- Restrictions apply to who is allowed to fund a new business and how much they are allowed to contribute.
- Crowdfunding allows investors to select from hundreds of projects and invest as little as $10.
- Crowdfunding sites generate revenue from a percentage of the funds raised.
- The SEC regulates equity-based crowdfunding ventures in the United States.
Basics of Crowdfunding
In most jurisdictions, restrictions apply to who can fund a new business and how much they are allowed to contribute. Similar to the restrictions on hedge fund investing, these regulations are supposed to protect unsophisticated or non-wealthy investors from putting too much of their savings at risk. Because so many new businesses fail, their investors face a high risk of losing their principal.
How Crowdfunding Works
Crowdfunding has created the opportunity for entrepreneurs to raise hundreds of thousands or millions of dollars from anyone with money to invest. Crowdfunding provides a forum to anyone with an idea to pitch it in front of waiting investors.
One of the more amusing projects to receive funding was from an individual who wanted to create a new potato salad recipe. His fundraising goal was $10, but he raised more than $55,000 from 6,911 backers. Investors can select from hundreds of projects and invest as little as $10. Crowdfunding sites generate revenue from a percentage of the funds raised.
Popular Crowdfunding Websites: Kickstarter & Indiegogo
Crowdfunding websites such as Kickstarter and Indiegogo attract hundreds of thousands of people hoping to invest in the next big thing. As of 2019, crowdfunding is mostly synonymous with Kickstarter, as it is the largest crowdfunding platform. Since Kickstarter's founding in 2009, the site has funded more than 160,000 projects, with more than $4.2 billion pledged across all Kickstarter projects. Indiegogo started as a crowdfunding site initially focused exclusively on raising money for independent films but began accepting projects from any category a year after its launch in 2007.
Indiegogo is seen as a less strict and more flexible platform than Kickstarter, as it gives backers control over whether they want fixed or flexible models—this is probably the most significant difference between the two crowdfunding platforms. Kickstarter releases funds only after the campaign has reached its funding goal, whereas Indiegogo allows the campaigner to receive funding pro rata, or wait until their target is hit.
As a campaigner, it might be easier and less risky to go with flexible funding (i.e., receiving funds as they come); however, regardless of the amount raised, campaigners must still deliver on any promises made. For a backer, fixed funding is more attractive as it is associated with much less of a risk.
How Investors Benefit from Crowdfunding
Many crowdfunding projects are rewards-based; investors may get to participate in the launch of a new product or receive a gift for their investment.
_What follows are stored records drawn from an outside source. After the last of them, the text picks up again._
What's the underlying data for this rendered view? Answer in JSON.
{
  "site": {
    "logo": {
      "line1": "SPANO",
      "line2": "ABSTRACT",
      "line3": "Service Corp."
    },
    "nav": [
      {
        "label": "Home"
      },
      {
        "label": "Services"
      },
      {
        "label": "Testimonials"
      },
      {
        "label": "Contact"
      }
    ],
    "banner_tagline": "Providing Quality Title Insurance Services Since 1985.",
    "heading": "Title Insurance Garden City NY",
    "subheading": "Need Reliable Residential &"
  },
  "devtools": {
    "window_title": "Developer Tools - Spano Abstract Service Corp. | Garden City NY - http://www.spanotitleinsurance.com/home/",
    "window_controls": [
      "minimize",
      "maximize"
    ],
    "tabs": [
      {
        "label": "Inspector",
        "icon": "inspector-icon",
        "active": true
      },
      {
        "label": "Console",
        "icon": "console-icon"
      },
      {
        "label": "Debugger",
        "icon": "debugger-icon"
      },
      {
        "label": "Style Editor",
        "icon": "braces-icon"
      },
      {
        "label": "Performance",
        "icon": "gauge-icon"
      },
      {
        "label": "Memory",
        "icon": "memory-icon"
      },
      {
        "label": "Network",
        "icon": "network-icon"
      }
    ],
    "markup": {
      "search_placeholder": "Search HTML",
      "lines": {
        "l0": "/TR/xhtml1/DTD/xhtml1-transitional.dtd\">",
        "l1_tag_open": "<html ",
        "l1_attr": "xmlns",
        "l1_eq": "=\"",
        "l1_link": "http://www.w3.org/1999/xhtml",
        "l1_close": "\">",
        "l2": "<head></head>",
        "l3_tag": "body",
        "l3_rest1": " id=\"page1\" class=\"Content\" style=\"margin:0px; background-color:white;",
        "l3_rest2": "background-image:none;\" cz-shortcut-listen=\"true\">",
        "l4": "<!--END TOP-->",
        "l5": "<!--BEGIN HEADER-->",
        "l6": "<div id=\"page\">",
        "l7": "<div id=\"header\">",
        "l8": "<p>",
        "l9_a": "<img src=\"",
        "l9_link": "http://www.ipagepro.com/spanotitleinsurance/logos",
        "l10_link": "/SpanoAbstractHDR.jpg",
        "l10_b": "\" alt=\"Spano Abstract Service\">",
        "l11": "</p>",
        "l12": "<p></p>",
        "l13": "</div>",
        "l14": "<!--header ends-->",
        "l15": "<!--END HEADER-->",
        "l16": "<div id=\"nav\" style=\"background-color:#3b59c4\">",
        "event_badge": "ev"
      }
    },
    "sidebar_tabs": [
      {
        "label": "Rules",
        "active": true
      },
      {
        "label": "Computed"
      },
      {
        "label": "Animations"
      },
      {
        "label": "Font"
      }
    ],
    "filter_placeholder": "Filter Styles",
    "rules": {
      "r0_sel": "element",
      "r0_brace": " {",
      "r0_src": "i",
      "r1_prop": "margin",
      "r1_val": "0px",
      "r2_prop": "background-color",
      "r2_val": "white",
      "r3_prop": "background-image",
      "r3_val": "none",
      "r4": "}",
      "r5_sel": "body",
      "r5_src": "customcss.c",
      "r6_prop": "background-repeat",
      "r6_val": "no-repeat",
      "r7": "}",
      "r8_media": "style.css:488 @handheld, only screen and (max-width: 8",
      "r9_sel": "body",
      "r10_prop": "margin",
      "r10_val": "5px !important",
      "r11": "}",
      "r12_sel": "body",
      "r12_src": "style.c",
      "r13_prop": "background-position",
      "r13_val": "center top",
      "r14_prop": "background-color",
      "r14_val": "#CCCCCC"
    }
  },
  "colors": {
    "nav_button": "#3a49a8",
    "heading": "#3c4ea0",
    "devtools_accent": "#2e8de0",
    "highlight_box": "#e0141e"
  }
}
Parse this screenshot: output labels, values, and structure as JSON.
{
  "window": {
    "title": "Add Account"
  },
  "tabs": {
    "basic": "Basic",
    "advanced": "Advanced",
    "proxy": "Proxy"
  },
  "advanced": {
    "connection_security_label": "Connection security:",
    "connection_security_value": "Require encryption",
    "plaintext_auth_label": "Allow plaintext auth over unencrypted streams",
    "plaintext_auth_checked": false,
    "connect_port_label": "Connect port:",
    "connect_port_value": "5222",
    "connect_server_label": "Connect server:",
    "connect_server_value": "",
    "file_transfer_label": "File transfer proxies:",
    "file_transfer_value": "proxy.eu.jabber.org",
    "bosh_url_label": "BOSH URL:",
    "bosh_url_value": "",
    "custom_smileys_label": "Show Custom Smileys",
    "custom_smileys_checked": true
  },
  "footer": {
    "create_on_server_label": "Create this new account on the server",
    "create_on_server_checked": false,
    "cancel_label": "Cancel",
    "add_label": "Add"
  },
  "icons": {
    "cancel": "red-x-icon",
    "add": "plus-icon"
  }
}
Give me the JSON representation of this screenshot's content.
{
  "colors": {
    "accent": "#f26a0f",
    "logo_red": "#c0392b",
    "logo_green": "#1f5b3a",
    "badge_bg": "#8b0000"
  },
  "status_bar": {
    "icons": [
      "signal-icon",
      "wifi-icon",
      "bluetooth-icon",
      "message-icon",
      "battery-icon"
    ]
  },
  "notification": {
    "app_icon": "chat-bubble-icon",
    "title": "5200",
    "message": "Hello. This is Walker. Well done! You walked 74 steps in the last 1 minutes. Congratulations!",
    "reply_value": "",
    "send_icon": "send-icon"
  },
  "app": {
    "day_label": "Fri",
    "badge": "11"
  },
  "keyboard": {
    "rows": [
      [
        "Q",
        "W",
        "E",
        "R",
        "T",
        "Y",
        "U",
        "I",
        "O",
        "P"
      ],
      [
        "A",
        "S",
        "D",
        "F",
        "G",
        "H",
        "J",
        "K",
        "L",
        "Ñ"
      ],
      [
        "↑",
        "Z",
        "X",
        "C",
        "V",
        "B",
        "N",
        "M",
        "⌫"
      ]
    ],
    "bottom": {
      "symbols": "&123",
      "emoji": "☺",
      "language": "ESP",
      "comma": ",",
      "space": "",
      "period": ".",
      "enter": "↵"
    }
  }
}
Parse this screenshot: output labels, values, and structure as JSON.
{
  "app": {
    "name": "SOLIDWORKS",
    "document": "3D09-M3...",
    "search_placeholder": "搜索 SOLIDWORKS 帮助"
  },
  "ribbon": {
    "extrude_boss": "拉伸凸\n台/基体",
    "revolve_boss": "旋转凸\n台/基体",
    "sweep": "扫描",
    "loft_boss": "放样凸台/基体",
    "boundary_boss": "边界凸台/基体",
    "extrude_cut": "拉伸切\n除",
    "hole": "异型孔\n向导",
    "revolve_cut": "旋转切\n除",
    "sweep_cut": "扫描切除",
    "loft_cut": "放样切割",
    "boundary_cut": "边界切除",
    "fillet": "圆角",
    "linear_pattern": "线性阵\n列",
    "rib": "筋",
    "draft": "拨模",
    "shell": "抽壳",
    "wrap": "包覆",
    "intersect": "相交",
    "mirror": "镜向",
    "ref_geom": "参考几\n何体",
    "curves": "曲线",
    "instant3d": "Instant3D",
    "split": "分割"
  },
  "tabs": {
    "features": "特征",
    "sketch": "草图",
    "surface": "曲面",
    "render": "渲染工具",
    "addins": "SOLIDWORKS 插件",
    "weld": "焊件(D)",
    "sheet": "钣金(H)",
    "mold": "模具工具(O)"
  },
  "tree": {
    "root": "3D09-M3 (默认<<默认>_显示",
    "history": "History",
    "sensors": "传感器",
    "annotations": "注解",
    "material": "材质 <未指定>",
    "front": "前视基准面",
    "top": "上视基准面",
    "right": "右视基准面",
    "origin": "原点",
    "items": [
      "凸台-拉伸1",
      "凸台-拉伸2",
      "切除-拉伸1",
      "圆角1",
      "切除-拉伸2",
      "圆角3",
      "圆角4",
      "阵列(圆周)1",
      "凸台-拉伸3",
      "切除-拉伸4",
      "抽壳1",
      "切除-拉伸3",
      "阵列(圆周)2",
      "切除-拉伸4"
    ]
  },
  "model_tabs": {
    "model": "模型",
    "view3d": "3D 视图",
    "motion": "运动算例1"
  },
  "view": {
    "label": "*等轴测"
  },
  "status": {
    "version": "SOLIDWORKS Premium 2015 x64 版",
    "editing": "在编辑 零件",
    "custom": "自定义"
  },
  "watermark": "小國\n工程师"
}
For instance, the maker of a new soap made out of bacon fat may send a free bar to each of its investors. Video games are a popular crowdfunding investment for gamers, who often receive advance copies of the game as a reward.
Equity-based crowdfunding is growing in popularity because it allows startup companies to raise money without giving up control to venture capital investors. It also offers investors the opportunity to earn an equity position in the venture. In the United States, the Securities and Exchange Commission (SEC) regulates equity-based crowdfunding.
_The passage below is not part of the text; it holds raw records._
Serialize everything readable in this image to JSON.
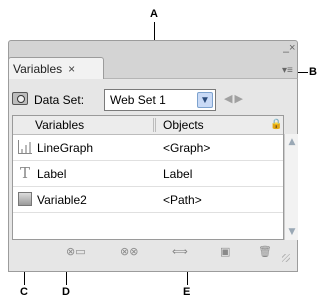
{
  "callouts": {
    "a": "A",
    "b": "B",
    "c": "C",
    "d": "D",
    "e": "E"
  },
  "panel": {
    "tab_title": "Variables",
    "tab_close": "×",
    "minimize": "–",
    "close": "×",
    "menu_icon": "▾≡"
  },
  "dataset": {
    "label": "Data Set:",
    "selected": "Web Set 1",
    "dropdown_icon": "chevron-down-icon",
    "prev_icon": "◀",
    "next_icon": "▶"
  },
  "table": {
    "columns": [
      "Variables",
      "Objects"
    ],
    "rows": [
      {
        "icon": "graph-icon",
        "variable": "LineGraph",
        "object": "<Graph>"
      },
      {
        "icon": "text-icon",
        "variable": "Label",
        "object": "Label",
        "icon_glyph": "T"
      },
      {
        "icon": "pixel-replacement-icon",
        "variable": "Variable2",
        "object": "<Path>"
      }
    ]
  },
  "scrollbar": {
    "up": "▲",
    "down": "▼"
  },
  "bottom_toolbar": {
    "icons": [
      "capture-dataset-icon",
      "make-dynamic-icon",
      "unbind-variable-icon",
      "new-variable-icon",
      "delete-variable-icon"
    ],
    "glyphs": [
      "⊗▭",
      "⊗⊗",
      "⟺",
      "▣",
      "🗑"
    ]
  }
}
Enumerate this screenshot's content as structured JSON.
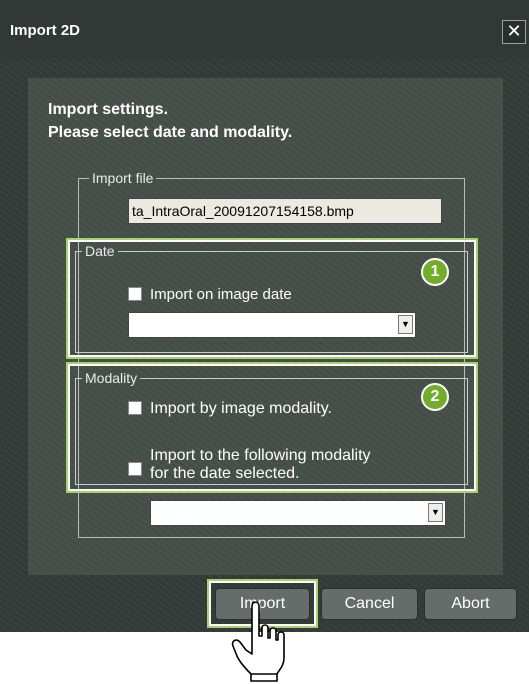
{
  "window": {
    "title": "Import 2D",
    "close_glyph": "✕"
  },
  "instructions": {
    "line1": "Import settings.",
    "line2": "Please select date and modality."
  },
  "import_file": {
    "legend": "Import file",
    "value": "ta_IntraOral_20091207154158.bmp"
  },
  "date_group": {
    "legend": "Date",
    "checkbox_label": "Import on image date",
    "combo_value": "",
    "badge": "1"
  },
  "modality_group": {
    "legend": "Modality",
    "option1_label": "Import by image modality.",
    "option2_line1": "Import to the following modality",
    "option2_line2": "for the date selected.",
    "combo_value": "",
    "badge": "2"
  },
  "buttons": {
    "import": "Import",
    "cancel": "Cancel",
    "abort": "Abort"
  },
  "combo_arrow": "▼",
  "icons": {
    "cursor": "hand-pointer-icon",
    "close": "close-icon",
    "dropdown": "chevron-down-icon"
  },
  "colors": {
    "highlight": "#a7d36c",
    "badge": "#72ad2b",
    "background": "#333a37"
  }
}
Real World Examples of Successful Crowdfunding Ventures
Many of the products and businesses crowdfunded on Kickstarter became very successful and lucrative endeavors. For instance, Oculus VR, the American company specializing in virtual reality hardware and software products, was funded through the site. In 2012, founder Palmer Luckey launched a Kickstarter campaign to raise money to make virtual reality headsets designed for video gaming available to developers. The campaign crowdfunded $2.4 million, ten times the original goal of $250,000. In March 2014, Facebook, Inc. (FB) acquired Oculus VR for $2.3 billion in cash and stock.
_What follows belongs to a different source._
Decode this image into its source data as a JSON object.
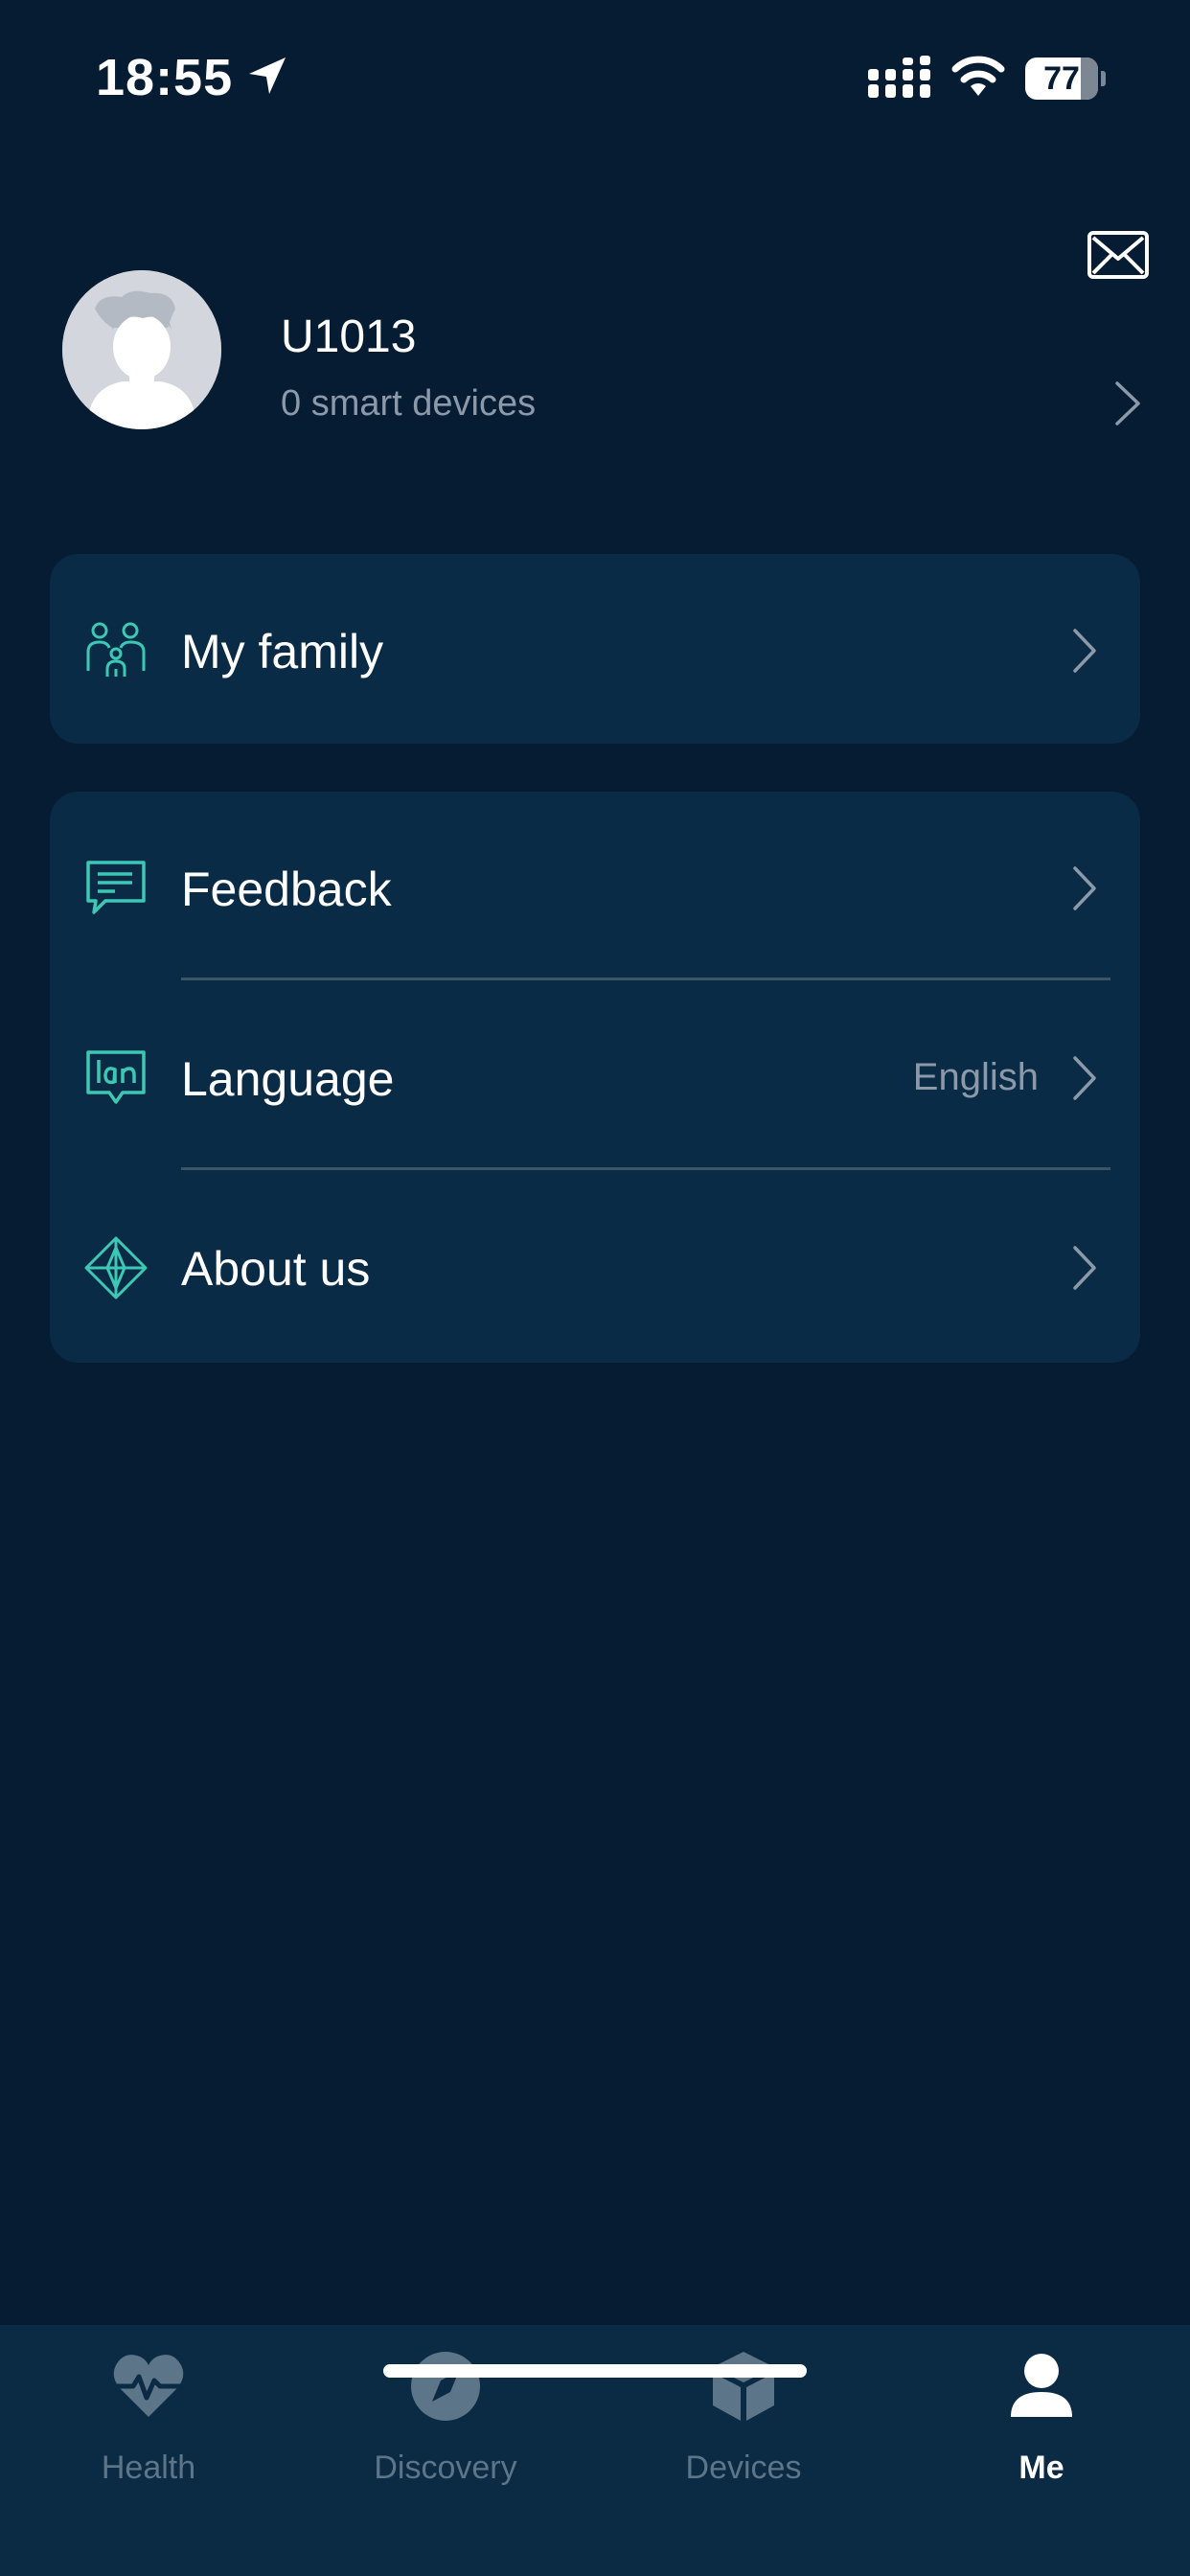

Another example of a company that rose to success through the help of Kickstarter campaigns is M3D, a company founded by two friends that manufacture small 3D printers. David Jones and Michael Armani raised $3.4 million for their Micro 3D printer on the crowdfunding site in 2014. The tiny 3D printer, which comes with a variety of durable 3D inks, is now available at Staples, Amazon.com, Inc. (AMZN), Brookstone and elsewhere. The company has sales ranging between $10 and $15 million.
In April 2019, Critical Role, a weekly live-streamed tabletop roleplaying game featuring a group of prominent voice actors, raised $4.7 million in just 24 hours for its latest animated special “The Legend of Vox Machina.” No other 2019 Kickstarter campaign has raised that amount over their entire 30 to 60 day raising period.